Godfrey Bloom: “The seeds have been sown for unrest in 2020 in Europe”
Godfrey Bloom: “The seeds have been sown for unrest in 2020 in Europe” by Claudio Grass
Interview with Godfrey Bloom
The latest election in the UK promised to bring about a long-overdue end to the Brexit story. Getting out the EU has been a long and winding road for Britain and the multiple delays and setbacks have both infuriated and disappointed the millions of citizens who voted to Leave, by now three times already. Ever since the referendum, all (at least, foreign) eyes have been fixed on the latest Brexit updates, however, there have been other important shifts and changes in the nation, both economic and socio-political, that could have a more meaningful impact going forward.
This is why I reached out to Godfrey Bloom, to get his perspective on these developments and to better understand Britain’s present and future challenges. I find that his refreshingly direct and no-nonsense approach really helps separate the signals from the noise, which can be especially useful for investors. His professional experience is also particularly valuable in this regard. Before entering the world of politics in 2004, he worked in the City of London for forty years and won fixed interest investment prizes. He served as a Member of the European Parliament (MEP) for a decade and became widely known as a vocal opponent of government regulation and centralization. A firm euro-skeptic, Bloom was also heavily involved in the Brexit “Leave” campaign as an independent activist. He is an Associate Member of the Royal College of Defense Studies, holds the Territorial Decoration, Sovereign’s Medal, European Parliamentary Medal and Westminster Armed Forces Parliamentary Medal. He is also an author with seven books to his credit. He is married to one of Europe’s leading equine physiotherapists.
Claudio Grass (CG): It would appear that after the last election in the UK, we’ve finally entered the last chapter of the Brexit saga. Given how committed Boris Johnson is to “get Brexit done”, do you expect it all to be over by January 31, swiftly and uneventfully, or do you foresee any further surprises and political tensions within the country?
Godfrey Bloom: (GB): On the plus side, after one referendum and two general elections, the British electorate has overwhelmingly endorsed Brexit for the third time. However, although the government has been returned on a Brexit platform, the British establishment is still on the Remain side. The House of Lords, the civil service, mainstream media, and the majority of backbenchers are all on the remain camp.
Now, we all know that a trade deal would be easy to reach if there was mutual goodwill, but there isn’t. If it gets to no deal, the government majority could disappear overnight or the lords could block it. Of course, we will leave on January 31. But will it be the Brexit we voted for, or some kind of associate membership?
We will know more in July, and I’m disinclined to make a prediction. I have been right in my assessments for decades, but I am no longer so sure. I have been a Brexiteer for 30 years and I have known only betrayal. I am now too cynical to be objective.

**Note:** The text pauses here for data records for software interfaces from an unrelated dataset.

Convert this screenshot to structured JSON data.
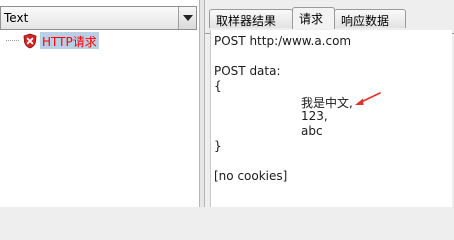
{
  "left": {
    "combo_text": "Text",
    "tree_root_label": "HTTP请求"
  },
  "tabs": [
    {
      "label": "取样器结果"
    },
    {
      "label": "请求"
    },
    {
      "label": "响应数据"
    }
  ],
  "request": {
    "line1": "POST http:/www.a.com",
    "line2": "POST data:",
    "line3": "{",
    "line4": "我是中文,",
    "line5": "123,",
    "line6": "abc",
    "line7": "}",
    "line8": "[no cookies]"
  },
  "colors": {
    "selection_bg": "#b8cfe5",
    "label_red": "#ff0000",
    "annotation_arrow": "#e0312e"
  },
  "icons": {
    "node_icon": "shield-x-icon",
    "dropdown": "chevron-down-icon",
    "annotation": "arrow-icon"
  }
}
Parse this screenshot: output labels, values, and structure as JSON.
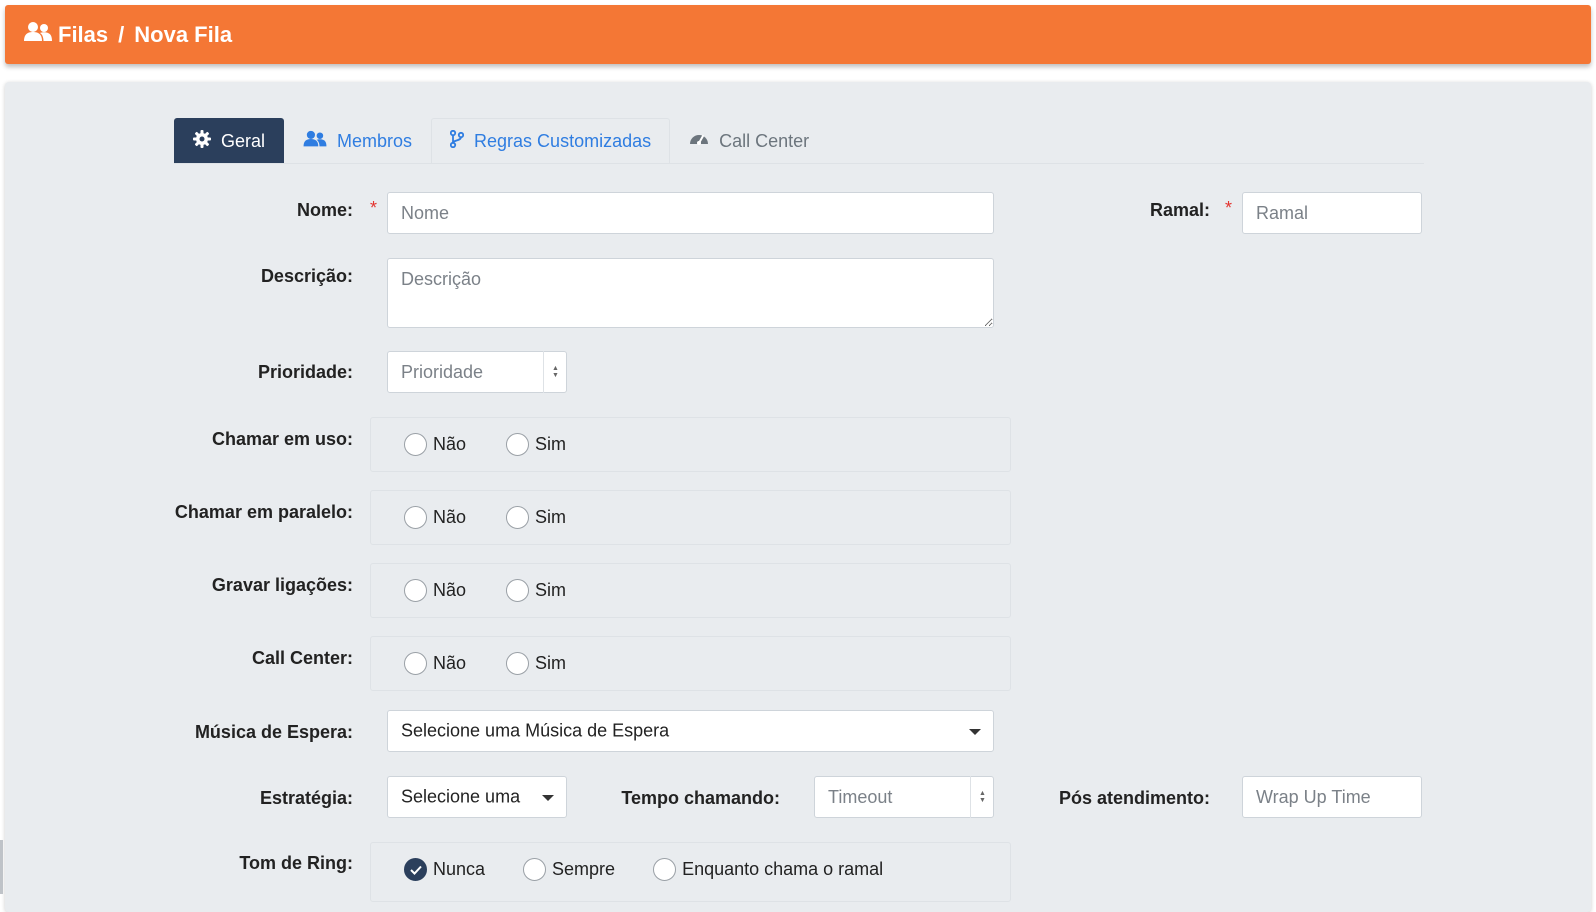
{
  "header": {
    "icon": "users-icon",
    "section": "Filas",
    "separator": "/",
    "title": "Nova Fila"
  },
  "tabs": [
    {
      "label": "Geral",
      "icon": "gear-icon",
      "active": true
    },
    {
      "label": "Membros",
      "icon": "users-icon"
    },
    {
      "label": "Regras Customizadas",
      "icon": "branch-icon"
    },
    {
      "label": "Call Center",
      "icon": "gauge-icon",
      "disabled": true
    }
  ],
  "form": {
    "required_mark": "*",
    "nome": {
      "label": "Nome:",
      "placeholder": "Nome",
      "value": ""
    },
    "ramal": {
      "label": "Ramal:",
      "placeholder": "Ramal",
      "value": ""
    },
    "descricao": {
      "label": "Descrição:",
      "placeholder": "Descrição",
      "value": ""
    },
    "prioridade": {
      "label": "Prioridade:",
      "placeholder": "Prioridade"
    },
    "chamar_em_uso": {
      "label": "Chamar em uso:",
      "options": [
        "Não",
        "Sim"
      ]
    },
    "chamar_em_paralelo": {
      "label": "Chamar em paralelo:",
      "options": [
        "Não",
        "Sim"
      ]
    },
    "gravar_ligacoes": {
      "label": "Gravar ligações:",
      "options": [
        "Não",
        "Sim"
      ]
    },
    "call_center": {
      "label": "Call Center:",
      "options": [
        "Não",
        "Sim"
      ]
    },
    "musica_espera": {
      "label": "Música de Espera:",
      "selected": "Selecione uma Música de Espera"
    },
    "estrategia": {
      "label": "Estratégia:",
      "selected": "Selecione uma"
    },
    "tempo_chamando": {
      "label": "Tempo chamando:",
      "placeholder": "Timeout"
    },
    "pos_atendimento": {
      "label": "Pós atendimento:",
      "placeholder": "Wrap Up Time"
    },
    "tom_de_ring": {
      "label": "Tom de Ring:",
      "options": [
        "Nunca",
        "Sempre",
        "Enquanto chama o ramal"
      ],
      "selected": "Nunca"
    }
  },
  "colors": {
    "header": "#f47735",
    "active_tab": "#2b3f5c",
    "link": "#2f7de1",
    "required": "#e3342f",
    "panel": "#e9ecef"
  }
}
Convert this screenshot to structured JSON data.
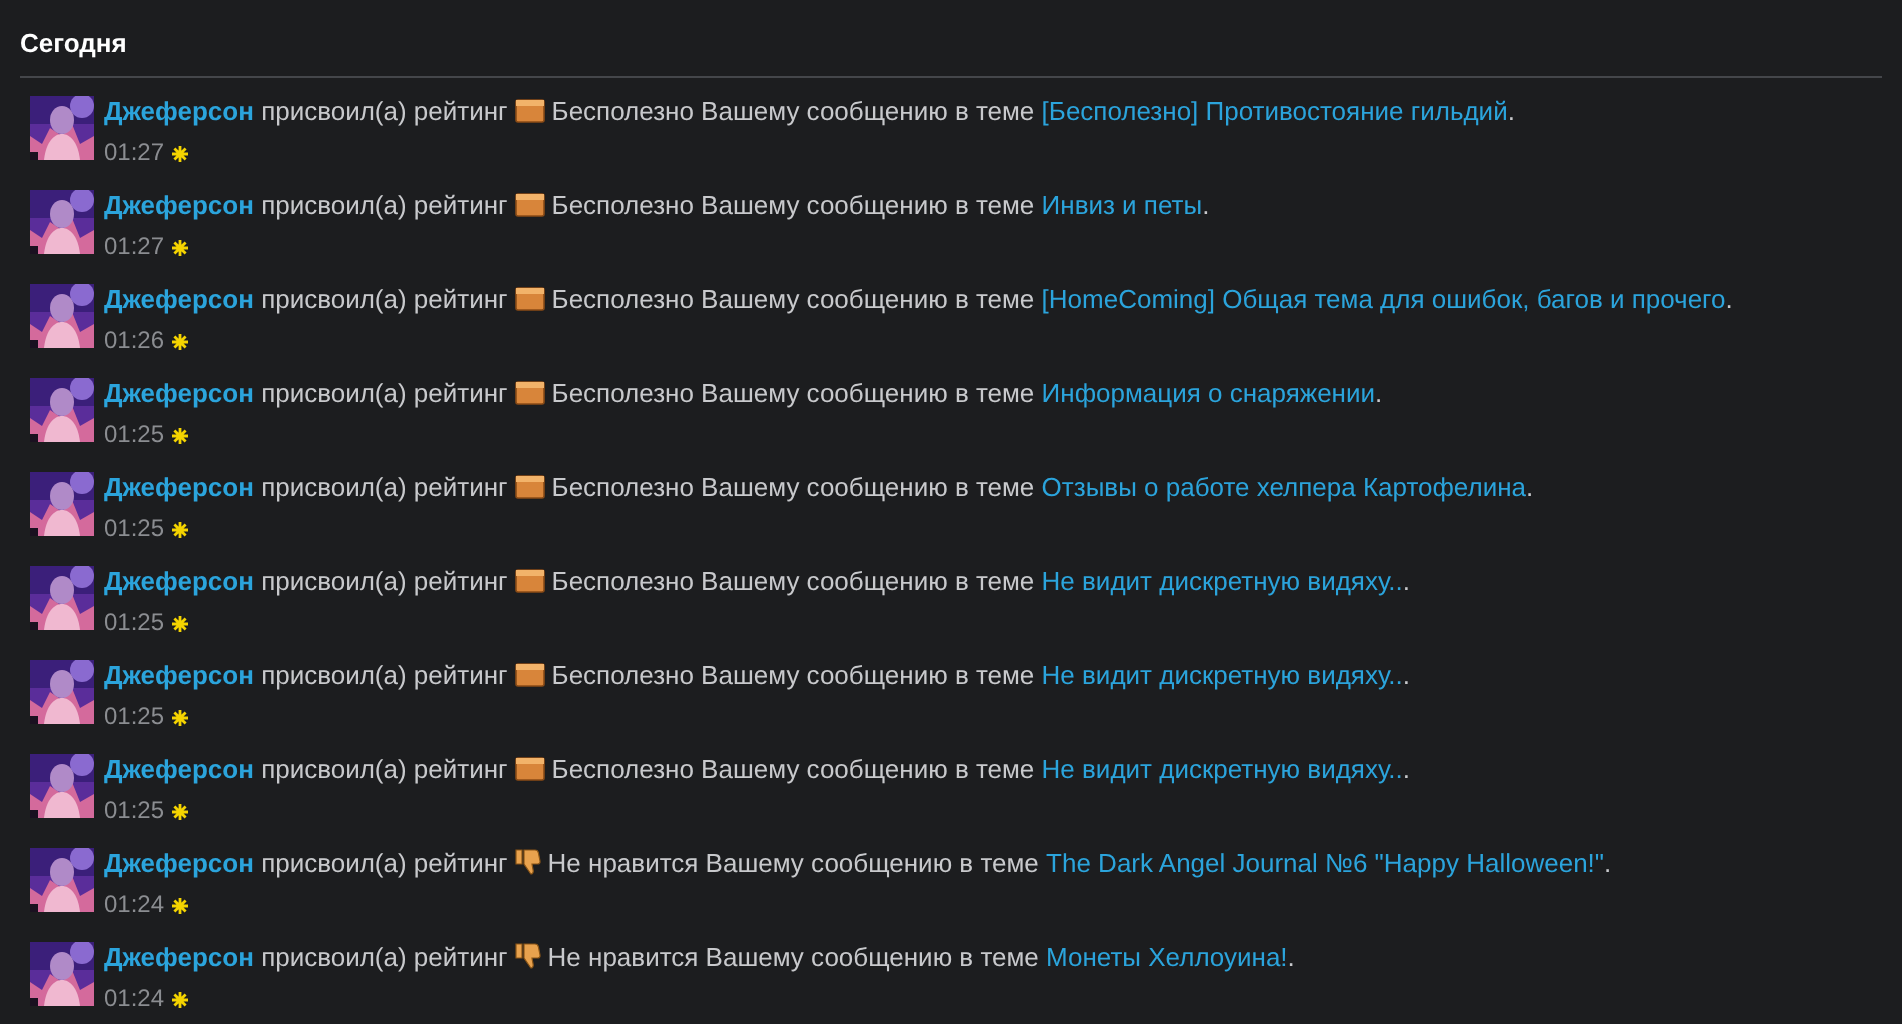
{
  "heading": "Сегодня",
  "alerts": [
    {
      "user": "Джеферсон",
      "action": "присвоил(а) рейтинг",
      "kind": "useless",
      "message": "Бесполезно Вашему сообщению в теме",
      "topic": "[Бесполезно] Противостояние гильдий",
      "suffix": ".",
      "time": "01:27"
    },
    {
      "user": "Джеферсон",
      "action": "присвоил(а) рейтинг",
      "kind": "useless",
      "message": "Бесполезно Вашему сообщению в теме",
      "topic": "Инвиз и петы",
      "suffix": ".",
      "time": "01:27"
    },
    {
      "user": "Джеферсон",
      "action": "присвоил(а) рейтинг",
      "kind": "useless",
      "message": "Бесполезно Вашему сообщению в теме",
      "topic": "[HomeComing] Общая тема для ошибок, багов и прочего",
      "suffix": ".",
      "time": "01:26"
    },
    {
      "user": "Джеферсон",
      "action": "присвоил(а) рейтинг",
      "kind": "useless",
      "message": "Бесполезно Вашему сообщению в теме",
      "topic": "Информация о снаряжении",
      "suffix": ".",
      "time": "01:25"
    },
    {
      "user": "Джеферсон",
      "action": "присвоил(а) рейтинг",
      "kind": "useless",
      "message": "Бесполезно Вашему сообщению в теме",
      "topic": "Отзывы о работе хелпера Картофелина",
      "suffix": ".",
      "time": "01:25"
    },
    {
      "user": "Джеферсон",
      "action": "присвоил(а) рейтинг",
      "kind": "useless",
      "message": "Бесполезно Вашему сообщению в теме",
      "topic": "Не видит дискретную видяху..",
      "suffix": ".",
      "time": "01:25"
    },
    {
      "user": "Джеферсон",
      "action": "присвоил(а) рейтинг",
      "kind": "useless",
      "message": "Бесполезно Вашему сообщению в теме",
      "topic": "Не видит дискретную видяху..",
      "suffix": ".",
      "time": "01:25"
    },
    {
      "user": "Джеферсон",
      "action": "присвоил(а) рейтинг",
      "kind": "useless",
      "message": "Бесполезно Вашему сообщению в теме",
      "topic": "Не видит дискретную видяху..",
      "suffix": ".",
      "time": "01:25"
    },
    {
      "user": "Джеферсон",
      "action": "присвоил(а) рейтинг",
      "kind": "dislike",
      "message": "Не нравится Вашему сообщению в теме",
      "topic": "The Dark Angel Journal №6 \"Happy Halloween!\"",
      "suffix": ".",
      "time": "01:24"
    },
    {
      "user": "Джеферсон",
      "action": "присвоил(а) рейтинг",
      "kind": "dislike",
      "message": "Не нравится Вашему сообщению в теме",
      "topic": "Монеты Хеллоуина!",
      "suffix": ".",
      "time": "01:24"
    }
  ]
}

Nevertheless, there is a great feeling of optimism in Britain, with the exception perhaps of some central London postal districts. We haven’t had that in a while, and I sincerely hope it won’t be cut short by another political betrayal.
CG: Ever since the referendum, the political climate in the UK has been getting increasingly polarised. Do you think these frictions and toxic divisions peaked with the overwhelming defeat of Jeremy Corbyn? Will the British society really begin to heal now, as Johnson urged in his victory speech?
GB: There has been much talk of a “divided nation”. This is an oversimpli-fication. The nation is only divided between the establishment and the electorate. The last election proved this in spades.
Public sector employees, academics, mainstream media, the political and bureaucratic establishment are lined up against ordinary working people. Butchers, bakers, mechanics, cab drivers, hairdressers, small businessmen, over 17 million of them, sent a strong and united message and showed where the division lines are really drawn in the nation.
The Times of London, the BBC and others are still campaigning for Remain. Even now, they still can’t accept the will of the electorate. And yet, ordinary folk are less divided than ever before in peacetime. But ordinary people don’t control the levers of power, and they don’t get to write headlines or determine the narrative that’s being promoted.
CG: What is your position on the break-apart scenarios, on Scottish independence and on the Remainer warnings that Brexit will revive the Troubles in Northern Ireland?
GB: Scotland returned 91% nationalist seats. Classically no one admits voting for them! Heard that before? The dilemma is that Scots detest the English, but can’t survive without English money. It was ever thus since 1707. Ironically, the English actually want to get rid of the Scots, but nobody asks them. Westminster has now 48 English-hating socialists from Scotland. Yet they have their own parliament. This position is absurd. Scotland is bankrupt and something will have to give sooner or later.